IV. Conclusion & Order

For the reasons stated herein and therein, the Report [19, 20] is adopted in its entirety. Defendants' motion to dismiss is granted and Plaintiff's cross-motion and Order to Show Cause are denied. The case is dismissed is its entirety.

The Clerk of Court is respectfully requested to close this case.

NOTES

[1] Plaintiff has been involved in numerous state court proceedings, including, without limitation, the following: On or about August 27, 1997, Plaintiff brought an order to show cause before the Housing Court to enforce compliance with the Stipulation. Report at 5. In October 1997, Plaintiff brought an action in New York State Supreme Court against Defendants Hudson, LeFrak, Cherson, RHCR, and Lynch, alleging fraudulent conduct regarding the Stipulation and seeking the return of her furniture. Report at 5-6. On April 24, 2001, the Appellate Division, First Department, affirmed Justice Abdus-Salaam's dismissal orders. Gurvey v. Lynch, 282 A.D.2d 367, 723 N.Y.S.2d 652 (N.Y.App.Div. 2001); Report at 7. In June 1998, Plaintiff moved in New York City Civil Court to vacate the Stipulation. Report at 5-6. Judge Shulman's order denying Plaintiff's motion was affirmed by the Supreme Court, Appellate Term on March 28, 2002. Hudson Tower Hous. Co., Inc. v. Weissbrod, Nos. 02-216 & 02-017, 2002 WL 538468 (N.Y.App.Div.2002); Report at 7. In August 2000, Plaintiff filed another motion to vacate the Stipulation. In her order denying Plaintiff's motion, Defendant Judge Lau scheduled a sanctions hearing against Plaintiff and her attorney. Stuart Dankberg. Report at 8. On February 10, 2003, following a hearing, Judge Schneider assessed sanctions against both Plaintiff and Mr. Dankberg. Report at 9. On January 15, 2002, Plaintiff filed a motion in State Supreme Court seeking leave to reassert claims against Cherson and RHCR; this motion was denied by Justice Harold Tompkins on April 17, 2002, who also dismissed claims against Lunch and directed the imposition of sanctions against Plaintiff. Report at 8-9.

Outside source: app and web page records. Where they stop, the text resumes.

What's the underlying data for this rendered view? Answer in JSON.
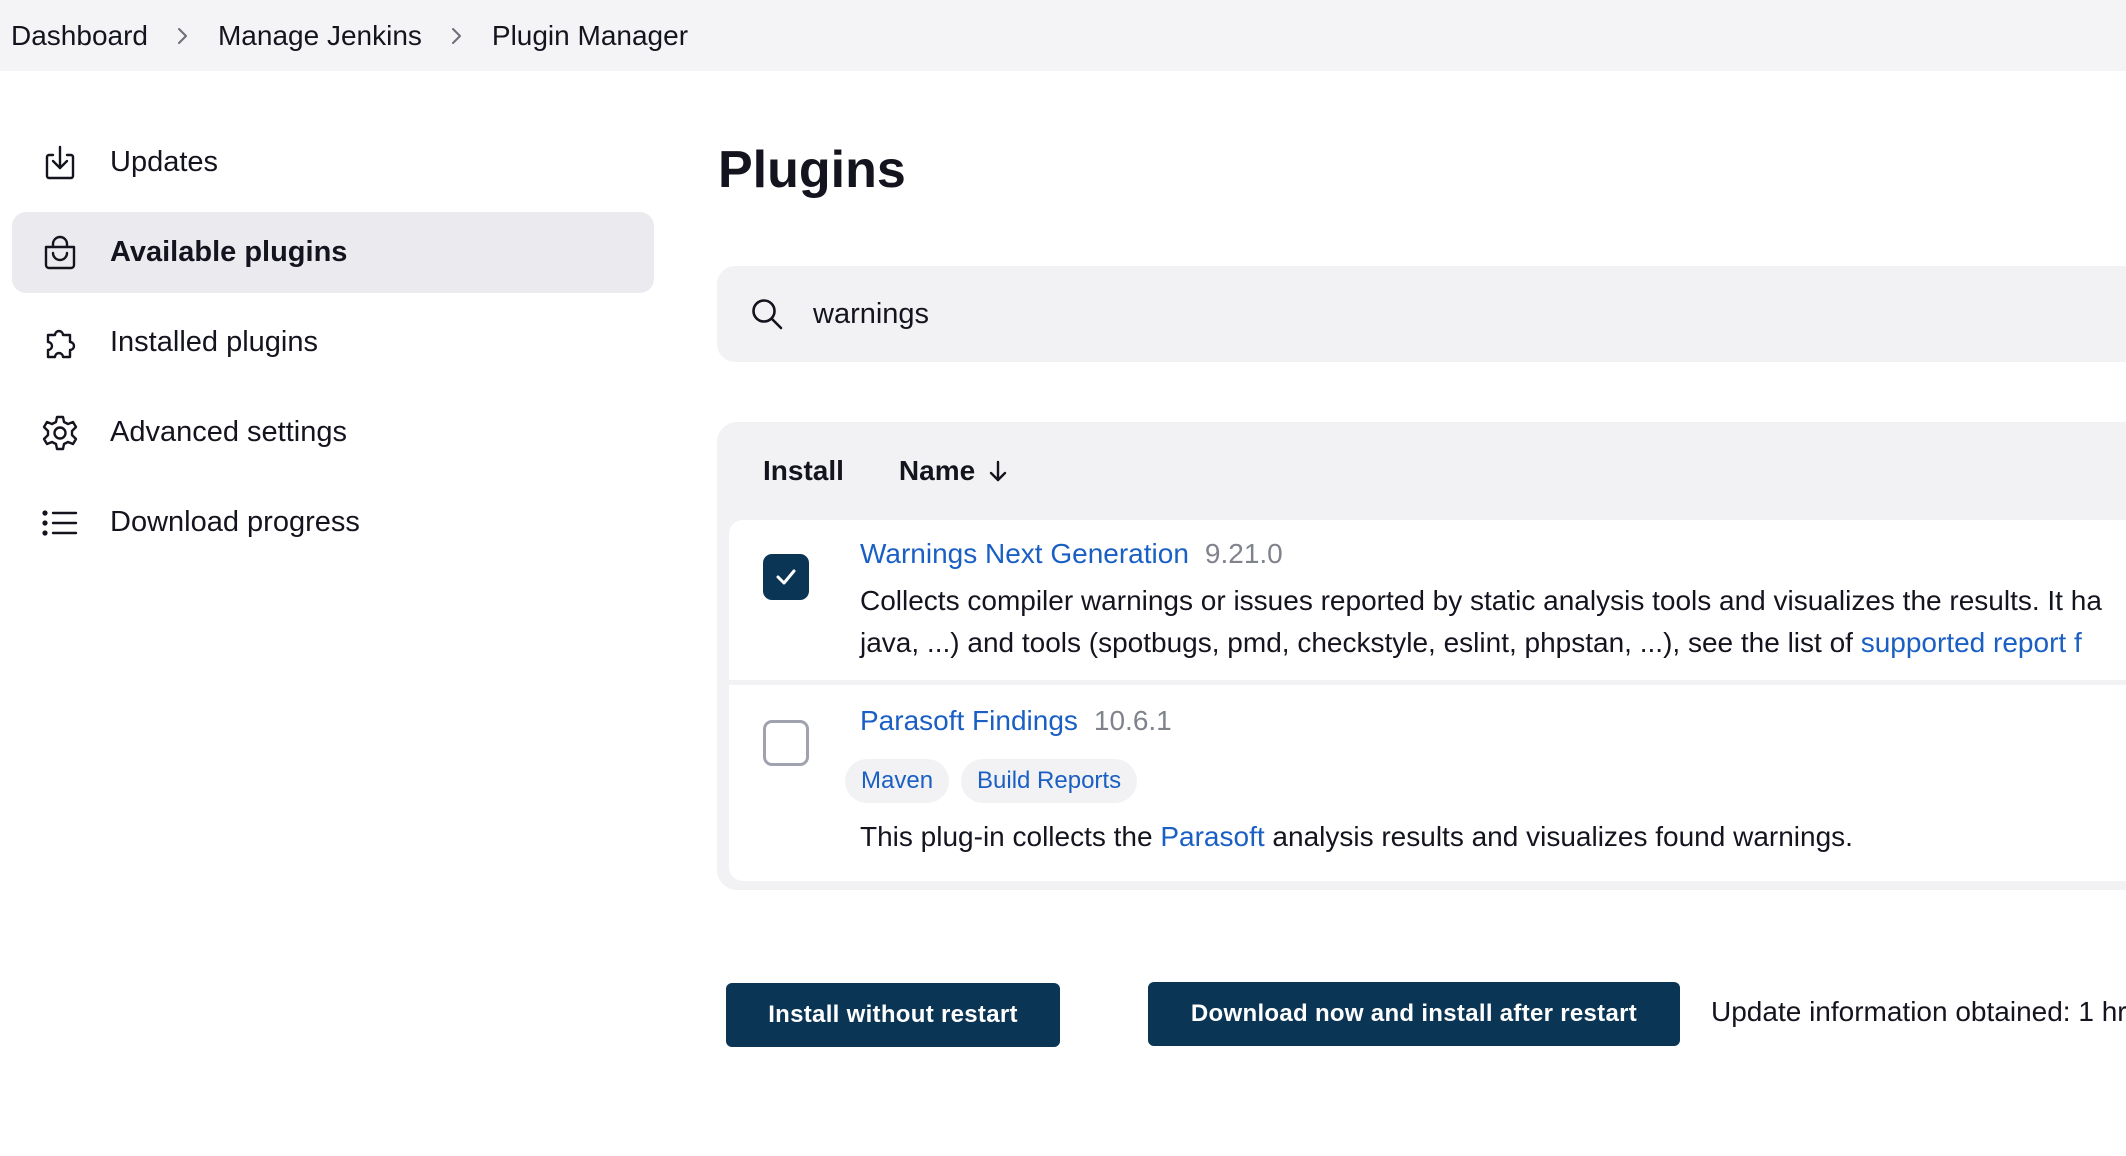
{
  "breadcrumb": {
    "items": [
      "Dashboard",
      "Manage Jenkins",
      "Plugin Manager"
    ]
  },
  "sidebar": {
    "items": [
      {
        "label": "Updates",
        "icon": "download-icon"
      },
      {
        "label": "Available plugins",
        "icon": "shopping-bag-icon",
        "active": true
      },
      {
        "label": "Installed plugins",
        "icon": "puzzle-icon"
      },
      {
        "label": "Advanced settings",
        "icon": "gear-icon"
      },
      {
        "label": "Download progress",
        "icon": "list-icon"
      }
    ]
  },
  "main": {
    "title": "Plugins",
    "search": {
      "value": "warnings",
      "icon": "search-icon"
    },
    "table": {
      "col_install": "Install",
      "col_name": "Name",
      "sort_icon": "arrow-down-icon",
      "rows": [
        {
          "name": "Warnings Next Generation",
          "version": "9.21.0",
          "checked": true,
          "desc_line1": "Collects compiler warnings or issues reported by static analysis tools and visualizes the results. It ha",
          "desc_line2_text": "java, ...) and tools (spotbugs, pmd, checkstyle, eslint, phpstan, ...), see the list of ",
          "desc_line2_link": "supported report f"
        },
        {
          "name": "Parasoft Findings",
          "version": "10.6.1",
          "checked": false,
          "tags": [
            "Maven",
            "Build Reports"
          ],
          "desc_before": "This plug-in collects the ",
          "desc_link": "Parasoft",
          "desc_after": " analysis results and visualizes found warnings."
        }
      ]
    },
    "buttons": {
      "install_without_restart": "Install without restart",
      "download_after_restart": "Download now and install after restart"
    },
    "update_info": "Update information obtained: 1 hr"
  },
  "colors": {
    "accent": "#0b3555",
    "link": "#1a5fc3",
    "panel": "#f2f2f5"
  }
}
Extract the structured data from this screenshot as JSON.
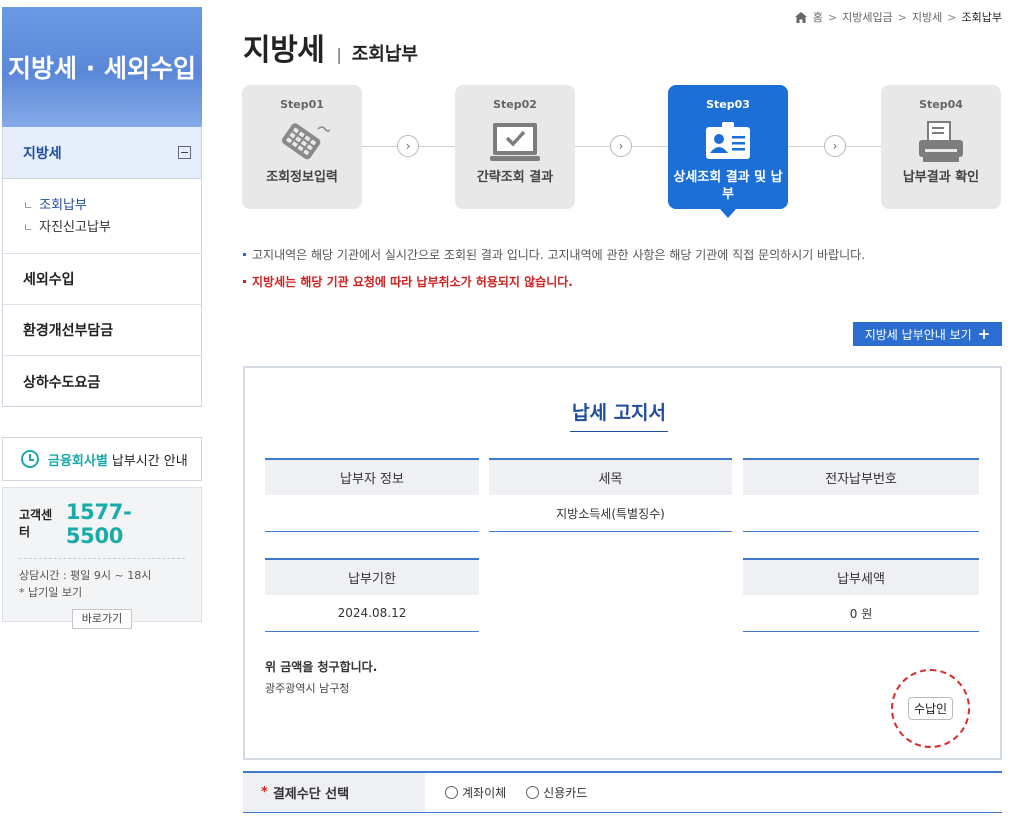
{
  "sidebar": {
    "header": "지방세 · 세외수입",
    "active_menu": "지방세",
    "sub_items": [
      {
        "label": "조회납부",
        "selected": true
      },
      {
        "label": "자진신고납부",
        "selected": false
      }
    ],
    "menu_items": [
      "세외수입",
      "환경개선부담금",
      "상하수도요금"
    ],
    "payment_time": {
      "highlight": "금융회사별",
      "text": "납부시간 안내"
    },
    "customer_center": {
      "label": "고객센터",
      "phone": "1577-5500",
      "hours": "상담시간 : 평일 9시 ~ 18시",
      "due_date_link": "* 납기일 보기",
      "go_button": "바로가기"
    }
  },
  "breadcrumb": [
    "홈",
    "지방세입금",
    "지방세",
    "조회납부"
  ],
  "page": {
    "title": "지방세",
    "subtitle": "조회납부"
  },
  "steps": [
    {
      "no": "Step01",
      "label": "조회정보입력",
      "icon": "keypad-icon",
      "active": false
    },
    {
      "no": "Step02",
      "label": "간략조회 결과",
      "icon": "monitor-check-icon",
      "active": false
    },
    {
      "no": "Step03",
      "label": "상세조회 결과 및 납부",
      "icon": "id-card-icon",
      "active": true
    },
    {
      "no": "Step04",
      "label": "납부결과 확인",
      "icon": "printer-icon",
      "active": false
    }
  ],
  "notices": [
    "고지내역은 해당 기관에서 실시간으로 조회된 결과 입니다. 고지내역에 관한 사항은 해당 기관에 직접 문의하시기 바랍니다.",
    "지방세는 해당 기관 요청에 따라 납부취소가 허용되지 않습니다."
  ],
  "guide_button": "지방세 납부안내 보기",
  "bill": {
    "title": "납세 고지서",
    "payer_info": {
      "label": "납부자 정보",
      "value": ""
    },
    "tax_item": {
      "label": "세목",
      "value": "지방소득세(특별징수)"
    },
    "e_pay_no": {
      "label": "전자납부번호",
      "value": ""
    },
    "due_date": {
      "label": "납부기한",
      "value": "2024.08.12"
    },
    "amount": {
      "label": "납부세액",
      "value": "0 원"
    },
    "claim_text": "위 금액을 청구합니다.",
    "organization": "광주광역시 남구청",
    "stamp": "수납인"
  },
  "payment": {
    "label": "결제수단 선택",
    "required_mark": "*",
    "options": [
      "계좌이체",
      "신용카드"
    ]
  },
  "colors": {
    "brand_blue": "#1b6fd6",
    "accent_teal": "#1aaaaa",
    "warning_red": "#d21f1f"
  }
}
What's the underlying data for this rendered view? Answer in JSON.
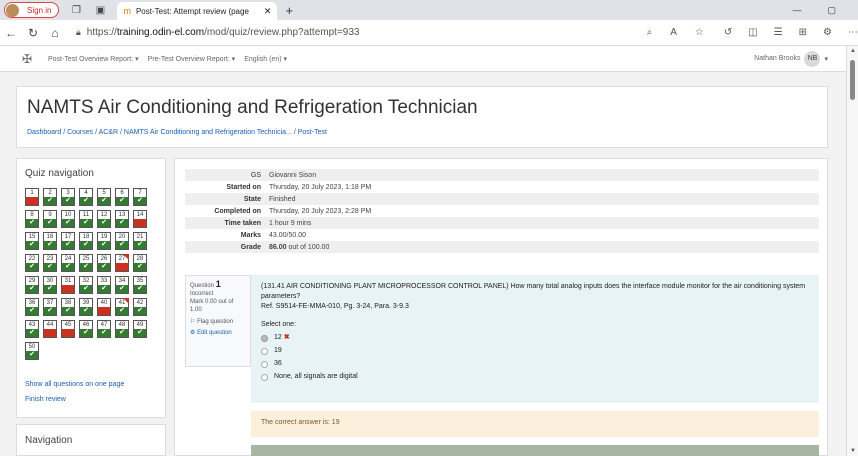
{
  "browser": {
    "signin_label": "Sign in",
    "tab_title": "Post-Test: Attempt review (page",
    "url_prefix": "https://",
    "url_host": "training.odin-el.com",
    "url_path": "/mod/quiz/review.php?attempt=933"
  },
  "topnav": {
    "items": [
      "Post-Test Overview Report: ▾",
      "Pre-Test Overview Report: ▾",
      "English (en) ▾"
    ],
    "user_name": "Nathan Brooks",
    "user_initials": "NB"
  },
  "header": {
    "title": "NAMTS Air Conditioning and Refrigeration Technician",
    "breadcrumb": [
      "Dashboard",
      "Courses",
      "AC&R",
      "NAMTS Air Conditioning and Refrigeration Technicia...",
      "Post-Test"
    ]
  },
  "quiz_nav": {
    "title": "Quiz navigation",
    "questions": [
      {
        "n": "1",
        "s": "i"
      },
      {
        "n": "2",
        "s": "c"
      },
      {
        "n": "3",
        "s": "c"
      },
      {
        "n": "4",
        "s": "c"
      },
      {
        "n": "5",
        "s": "c"
      },
      {
        "n": "6",
        "s": "c"
      },
      {
        "n": "7",
        "s": "c"
      },
      {
        "n": "8",
        "s": "c"
      },
      {
        "n": "9",
        "s": "c"
      },
      {
        "n": "10",
        "s": "c"
      },
      {
        "n": "11",
        "s": "c"
      },
      {
        "n": "12",
        "s": "c"
      },
      {
        "n": "13",
        "s": "c"
      },
      {
        "n": "14",
        "s": "i"
      },
      {
        "n": "15",
        "s": "c"
      },
      {
        "n": "16",
        "s": "c"
      },
      {
        "n": "17",
        "s": "c"
      },
      {
        "n": "18",
        "s": "c"
      },
      {
        "n": "19",
        "s": "c"
      },
      {
        "n": "20",
        "s": "c"
      },
      {
        "n": "21",
        "s": "c"
      },
      {
        "n": "22",
        "s": "c"
      },
      {
        "n": "23",
        "s": "c"
      },
      {
        "n": "24",
        "s": "c"
      },
      {
        "n": "25",
        "s": "c"
      },
      {
        "n": "26",
        "s": "c"
      },
      {
        "n": "27",
        "s": "i",
        "f": true
      },
      {
        "n": "28",
        "s": "c"
      },
      {
        "n": "29",
        "s": "c"
      },
      {
        "n": "30",
        "s": "c"
      },
      {
        "n": "31",
        "s": "i"
      },
      {
        "n": "32",
        "s": "c"
      },
      {
        "n": "33",
        "s": "c"
      },
      {
        "n": "34",
        "s": "c"
      },
      {
        "n": "35",
        "s": "c"
      },
      {
        "n": "36",
        "s": "c"
      },
      {
        "n": "37",
        "s": "c"
      },
      {
        "n": "38",
        "s": "c"
      },
      {
        "n": "39",
        "s": "c"
      },
      {
        "n": "40",
        "s": "i"
      },
      {
        "n": "41",
        "s": "c",
        "f": true
      },
      {
        "n": "42",
        "s": "c"
      },
      {
        "n": "43",
        "s": "c"
      },
      {
        "n": "44",
        "s": "i"
      },
      {
        "n": "45",
        "s": "i"
      },
      {
        "n": "46",
        "s": "c"
      },
      {
        "n": "47",
        "s": "c"
      },
      {
        "n": "48",
        "s": "c"
      },
      {
        "n": "49",
        "s": "c"
      },
      {
        "n": "50",
        "s": "c"
      }
    ],
    "show_all": "Show all questions on one page",
    "finish": "Finish review"
  },
  "navigation_block": {
    "title": "Navigation"
  },
  "summary": {
    "user_initials": "GS",
    "user_name": "Giovanni Sison",
    "rows": [
      {
        "k": "Started on",
        "v": "Thursday, 20 July 2023, 1:18 PM"
      },
      {
        "k": "State",
        "v": "Finished"
      },
      {
        "k": "Completed on",
        "v": "Thursday, 20 July 2023, 2:28 PM"
      },
      {
        "k": "Time taken",
        "v": "1 hour 9 mins"
      },
      {
        "k": "Marks",
        "v": "43.00/50.00"
      }
    ],
    "grade_label": "Grade",
    "grade_value": "86.00",
    "grade_suffix": " out of 100.00"
  },
  "question": {
    "label": "Question",
    "number": "1",
    "status": "Incorrect",
    "mark": "Mark 0.00 out of 1.00",
    "flag": "Flag question",
    "edit": "Edit question",
    "text": "(131.41 AIR CONDITIONING PLANT MICROPROCESSOR CONTROL PANEL) How many total analog inputs does the interface module monitor for the air conditioning system parameters?",
    "ref": "Ref. S9514-FE-MMA-010, Pg. 3-24, Para. 3-9.3",
    "select_one": "Select one:",
    "options": [
      "12",
      "19",
      "36",
      "None, all signals are digital"
    ],
    "correct_answer": "The correct answer is: 19"
  }
}
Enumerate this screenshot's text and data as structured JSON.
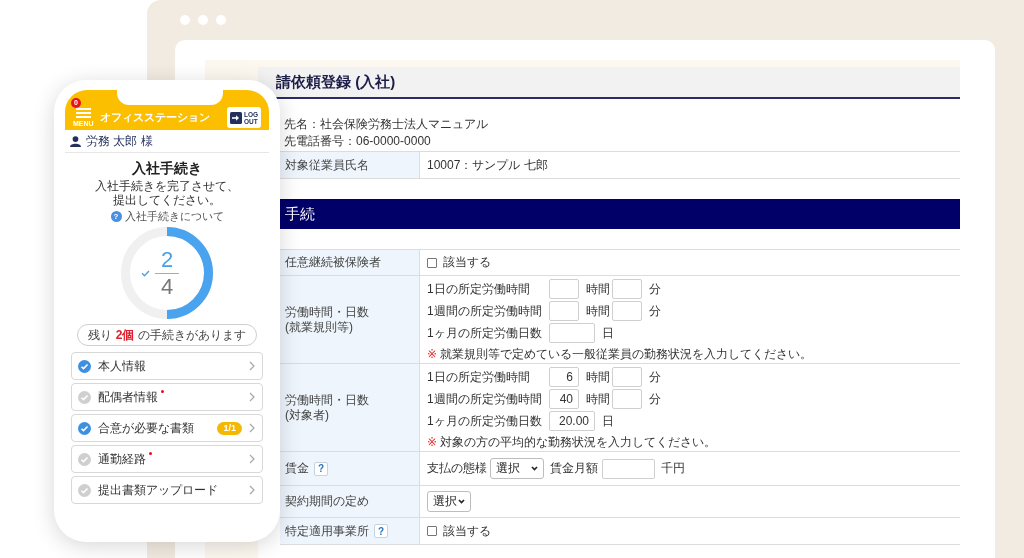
{
  "phone": {
    "menu_badge": "0",
    "menu_label": "MENU",
    "app_title": "オフィスステーション",
    "logout_label": "LOG OUT",
    "user": "労務 太郎 様",
    "title": "入社手続き",
    "subtitle": "入社手続きを完了させて、提出してください。",
    "help_link": {
      "icon": "?",
      "label": "入社手続きについて"
    },
    "progress": {
      "level": 0.5,
      "done": "2",
      "total": "4"
    },
    "remaining": "残り **2個** の手続きがあります",
    "steps": [
      {
        "label": "本人情報",
        "done": true,
        "required": false
      },
      {
        "label": "配偶者情報",
        "done": false,
        "required": true
      },
      {
        "label": "合意が必要な書類",
        "done": true,
        "required": false,
        "badge": "1/1"
      },
      {
        "label": "通勤経路",
        "done": false,
        "required": true
      },
      {
        "label": "提出書類アップロード",
        "done": false,
        "required": false
      }
    ]
  },
  "form": {
    "title": "請依頼登録 (入社)",
    "info_lines": [
      "先名：社会保険労務士法人マニュアル",
      "先電話番号：06-0000-0000"
    ],
    "employee": {
      "label": "対象従業員氏名",
      "value": "10007：サンプル 七郎"
    },
    "section_title": "手続",
    "rows": [
      {
        "kind": "checkbox",
        "label": "任意継続被保険者",
        "option": "該当する",
        "checked": false
      },
      {
        "kind": "hours",
        "label": "労働時間・日数",
        "sublabel": "(就業規則等)",
        "lines": [
          {
            "label": "1日の所定労働時間",
            "fields": [
              {
                "kind": "short",
                "unit": "時間"
              },
              {
                "kind": "short",
                "unit": "分"
              }
            ]
          },
          {
            "label": "1週間の所定労働時間",
            "fields": [
              {
                "kind": "short",
                "unit": "時間"
              },
              {
                "kind": "short",
                "unit": "分"
              }
            ]
          },
          {
            "label": "1ヶ月の所定労働日数",
            "fields": [
              {
                "kind": "long",
                "unit": "日"
              }
            ]
          }
        ],
        "note_mark": "※",
        "note": "就業規則等で定めている一般従業員の勤務状況を入力してください。"
      },
      {
        "kind": "hours",
        "label": "労働時間・日数",
        "sublabel": "(対象者)",
        "lines": [
          {
            "label": "1日の所定労働時間",
            "fields": [
              {
                "kind": "short",
                "value": "6",
                "unit": "時間"
              },
              {
                "kind": "short",
                "unit": "分"
              }
            ]
          },
          {
            "label": "1週間の所定労働時間",
            "fields": [
              {
                "kind": "short",
                "value": "40",
                "unit": "時間"
              },
              {
                "kind": "short",
                "unit": "分"
              }
            ]
          },
          {
            "label": "1ヶ月の所定労働日数",
            "fields": [
              {
                "kind": "long",
                "value": "20.00",
                "unit": "日"
              }
            ]
          }
        ],
        "note_mark": "※",
        "note": "対象の方の平均的な勤務状況を入力してください。"
      },
      {
        "kind": "wage",
        "label": "賃金",
        "help": "?",
        "pay_label": "支払の態様",
        "pay_select": "選択",
        "amount_label": "賃金月額",
        "amount_unit": "千円"
      },
      {
        "kind": "select",
        "label": "契約期間の定め",
        "select": "選択"
      },
      {
        "kind": "checkbox",
        "label": "特定適用事業所",
        "help": "?",
        "option": "該当する",
        "checked": false
      }
    ]
  }
}
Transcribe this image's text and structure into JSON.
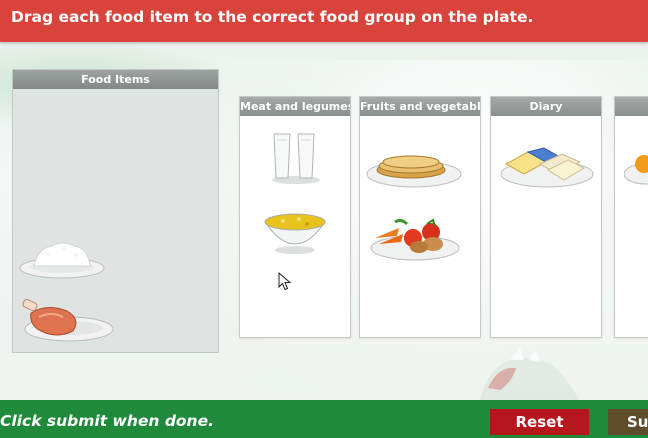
{
  "instruction": "Drag each food item to the correct food group on the plate.",
  "food_items_panel": {
    "title": "Food Items",
    "items": [
      {
        "name": "rice",
        "icon": "rice-plate-icon"
      },
      {
        "name": "ham",
        "icon": "ham-plate-icon"
      }
    ]
  },
  "food_groups": [
    {
      "label": "Meat and legumes",
      "items": [
        {
          "icon": "milk-glasses-icon"
        },
        {
          "icon": "soup-bowl-icon"
        }
      ]
    },
    {
      "label": "Fruits and vegetables",
      "items": [
        {
          "icon": "tortillas-plate-icon"
        },
        {
          "icon": "vegetables-plate-icon"
        }
      ]
    },
    {
      "label": "Diary",
      "items": [
        {
          "icon": "butter-plate-icon"
        }
      ]
    },
    {
      "label": "",
      "items": [
        {
          "icon": "orange-plate-icon"
        }
      ]
    }
  ],
  "footer": {
    "message": "Click submit when done.",
    "reset_label": "Reset",
    "submit_label": "Su"
  },
  "colors": {
    "top_bar": "#d8433c",
    "bottom_bar": "#1e8a3a",
    "reset": "#b5171c",
    "submit": "#5e4d2a"
  }
}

[2] On August 13, 2003, Magistrate Judge Maas issued an amendment to his Report ("Amendment"), determining that there was no basis to Plaintiff's claim that Article 6, Section 22 of the New York State Constitution "denies equal protection to Housing Court litigants because housing court judges are not considered part of the `unified court system.'" Amendment at 1.

[3] As to any portions of the Report to which no objections have been made, the Court concludes that the Report is not clearly erroneous. See Pizarro, 776 F. Supp. at 817. Any Objections that are not specifically discussed in this Order have been considered and rejected.